Component data from apps and pages
──────────
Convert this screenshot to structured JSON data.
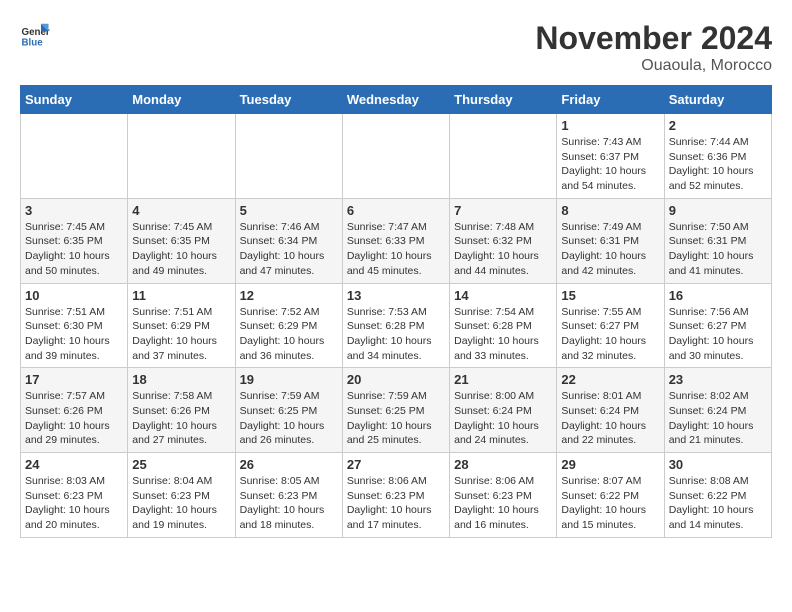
{
  "header": {
    "logo_line1": "General",
    "logo_line2": "Blue",
    "month_title": "November 2024",
    "location": "Ouaoula, Morocco"
  },
  "weekdays": [
    "Sunday",
    "Monday",
    "Tuesday",
    "Wednesday",
    "Thursday",
    "Friday",
    "Saturday"
  ],
  "weeks": [
    [
      {
        "day": "",
        "info": ""
      },
      {
        "day": "",
        "info": ""
      },
      {
        "day": "",
        "info": ""
      },
      {
        "day": "",
        "info": ""
      },
      {
        "day": "",
        "info": ""
      },
      {
        "day": "1",
        "info": "Sunrise: 7:43 AM\nSunset: 6:37 PM\nDaylight: 10 hours and 54 minutes."
      },
      {
        "day": "2",
        "info": "Sunrise: 7:44 AM\nSunset: 6:36 PM\nDaylight: 10 hours and 52 minutes."
      }
    ],
    [
      {
        "day": "3",
        "info": "Sunrise: 7:45 AM\nSunset: 6:35 PM\nDaylight: 10 hours and 50 minutes."
      },
      {
        "day": "4",
        "info": "Sunrise: 7:45 AM\nSunset: 6:35 PM\nDaylight: 10 hours and 49 minutes."
      },
      {
        "day": "5",
        "info": "Sunrise: 7:46 AM\nSunset: 6:34 PM\nDaylight: 10 hours and 47 minutes."
      },
      {
        "day": "6",
        "info": "Sunrise: 7:47 AM\nSunset: 6:33 PM\nDaylight: 10 hours and 45 minutes."
      },
      {
        "day": "7",
        "info": "Sunrise: 7:48 AM\nSunset: 6:32 PM\nDaylight: 10 hours and 44 minutes."
      },
      {
        "day": "8",
        "info": "Sunrise: 7:49 AM\nSunset: 6:31 PM\nDaylight: 10 hours and 42 minutes."
      },
      {
        "day": "9",
        "info": "Sunrise: 7:50 AM\nSunset: 6:31 PM\nDaylight: 10 hours and 41 minutes."
      }
    ],
    [
      {
        "day": "10",
        "info": "Sunrise: 7:51 AM\nSunset: 6:30 PM\nDaylight: 10 hours and 39 minutes."
      },
      {
        "day": "11",
        "info": "Sunrise: 7:51 AM\nSunset: 6:29 PM\nDaylight: 10 hours and 37 minutes."
      },
      {
        "day": "12",
        "info": "Sunrise: 7:52 AM\nSunset: 6:29 PM\nDaylight: 10 hours and 36 minutes."
      },
      {
        "day": "13",
        "info": "Sunrise: 7:53 AM\nSunset: 6:28 PM\nDaylight: 10 hours and 34 minutes."
      },
      {
        "day": "14",
        "info": "Sunrise: 7:54 AM\nSunset: 6:28 PM\nDaylight: 10 hours and 33 minutes."
      },
      {
        "day": "15",
        "info": "Sunrise: 7:55 AM\nSunset: 6:27 PM\nDaylight: 10 hours and 32 minutes."
      },
      {
        "day": "16",
        "info": "Sunrise: 7:56 AM\nSunset: 6:27 PM\nDaylight: 10 hours and 30 minutes."
      }
    ],
    [
      {
        "day": "17",
        "info": "Sunrise: 7:57 AM\nSunset: 6:26 PM\nDaylight: 10 hours and 29 minutes."
      },
      {
        "day": "18",
        "info": "Sunrise: 7:58 AM\nSunset: 6:26 PM\nDaylight: 10 hours and 27 minutes."
      },
      {
        "day": "19",
        "info": "Sunrise: 7:59 AM\nSunset: 6:25 PM\nDaylight: 10 hours and 26 minutes."
      },
      {
        "day": "20",
        "info": "Sunrise: 7:59 AM\nSunset: 6:25 PM\nDaylight: 10 hours and 25 minutes."
      },
      {
        "day": "21",
        "info": "Sunrise: 8:00 AM\nSunset: 6:24 PM\nDaylight: 10 hours and 24 minutes."
      },
      {
        "day": "22",
        "info": "Sunrise: 8:01 AM\nSunset: 6:24 PM\nDaylight: 10 hours and 22 minutes."
      },
      {
        "day": "23",
        "info": "Sunrise: 8:02 AM\nSunset: 6:24 PM\nDaylight: 10 hours and 21 minutes."
      }
    ],
    [
      {
        "day": "24",
        "info": "Sunrise: 8:03 AM\nSunset: 6:23 PM\nDaylight: 10 hours and 20 minutes."
      },
      {
        "day": "25",
        "info": "Sunrise: 8:04 AM\nSunset: 6:23 PM\nDaylight: 10 hours and 19 minutes."
      },
      {
        "day": "26",
        "info": "Sunrise: 8:05 AM\nSunset: 6:23 PM\nDaylight: 10 hours and 18 minutes."
      },
      {
        "day": "27",
        "info": "Sunrise: 8:06 AM\nSunset: 6:23 PM\nDaylight: 10 hours and 17 minutes."
      },
      {
        "day": "28",
        "info": "Sunrise: 8:06 AM\nSunset: 6:23 PM\nDaylight: 10 hours and 16 minutes."
      },
      {
        "day": "29",
        "info": "Sunrise: 8:07 AM\nSunset: 6:22 PM\nDaylight: 10 hours and 15 minutes."
      },
      {
        "day": "30",
        "info": "Sunrise: 8:08 AM\nSunset: 6:22 PM\nDaylight: 10 hours and 14 minutes."
      }
    ]
  ]
}
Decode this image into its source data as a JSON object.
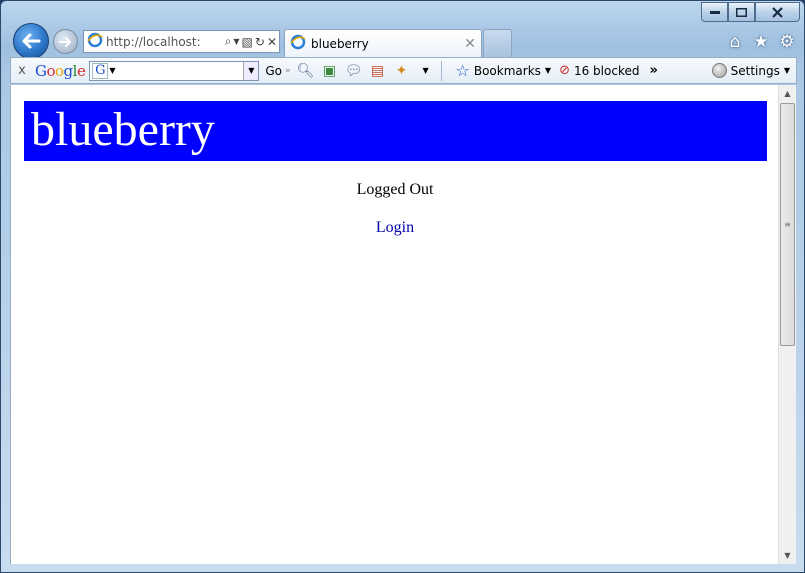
{
  "browser": {
    "address": {
      "url": "http://localhost:"
    },
    "tab": {
      "title": "blueberry"
    },
    "caption_buttons": [
      "minimize-icon",
      "maximize-icon",
      "close-icon"
    ],
    "right_icons": [
      "home-icon",
      "favorites-star-icon",
      "tools-gear-icon"
    ]
  },
  "google_toolbar": {
    "close": "x",
    "logo": "Google",
    "search_icon_letter": "G",
    "go_label": "Go",
    "chevron_label": "»",
    "bookmarks_label": "Bookmarks",
    "blocked_label": "16 blocked",
    "more_label": "»",
    "settings_label": "Settings"
  },
  "page": {
    "banner_title": "blueberry",
    "status": "Logged Out",
    "login_label": "Login",
    "banner_color": "#0000ff",
    "link_color": "#0000aa"
  }
}
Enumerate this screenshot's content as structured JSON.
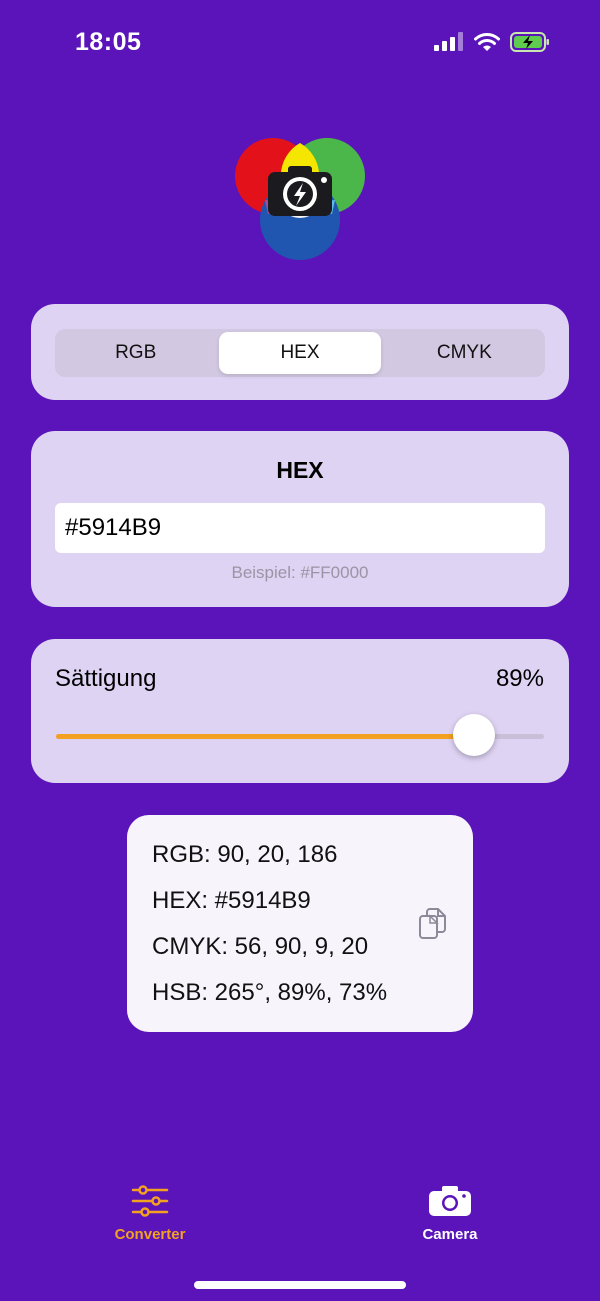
{
  "status_bar": {
    "time": "18:05"
  },
  "segments": [
    "RGB",
    "HEX",
    "CMYK"
  ],
  "active_segment": 1,
  "hex_card": {
    "title": "HEX",
    "value": "#5914B9",
    "hint": "Beispiel: #FF0000"
  },
  "saturation": {
    "label": "Sättigung",
    "value_text": "89%",
    "value": 0.89
  },
  "result": {
    "rgb": "RGB: 90, 20, 186",
    "hex": "HEX: #5914B9",
    "cmyk": "CMYK: 56, 90, 9, 20",
    "hsb": "HSB: 265°, 89%, 73%"
  },
  "tabs": [
    {
      "label": "Converter",
      "icon": "sliders-icon",
      "active": true
    },
    {
      "label": "Camera",
      "icon": "camera-icon",
      "active": false
    }
  ],
  "colors": {
    "background": "#5A14B9",
    "accent": "#F2A120",
    "card": "#DED3F3"
  }
}
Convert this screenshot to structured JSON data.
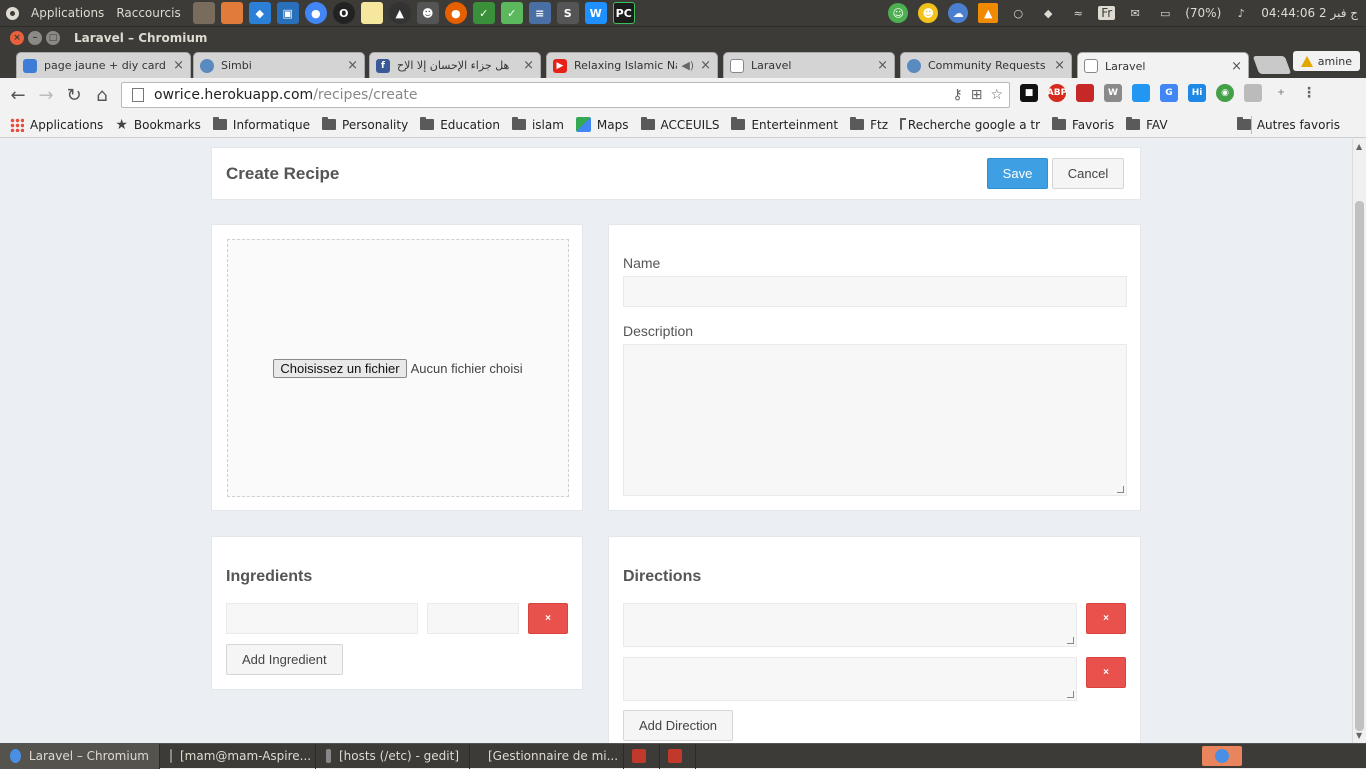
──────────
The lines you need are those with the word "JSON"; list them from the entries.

REPLY TO THE TASK |
Convert this screenshot to structured JSON data.
Decode this image into its source data as a JSON object.
Enumerate this screenshot's content as structured JSON.
Convert this screenshot to structured JSON data.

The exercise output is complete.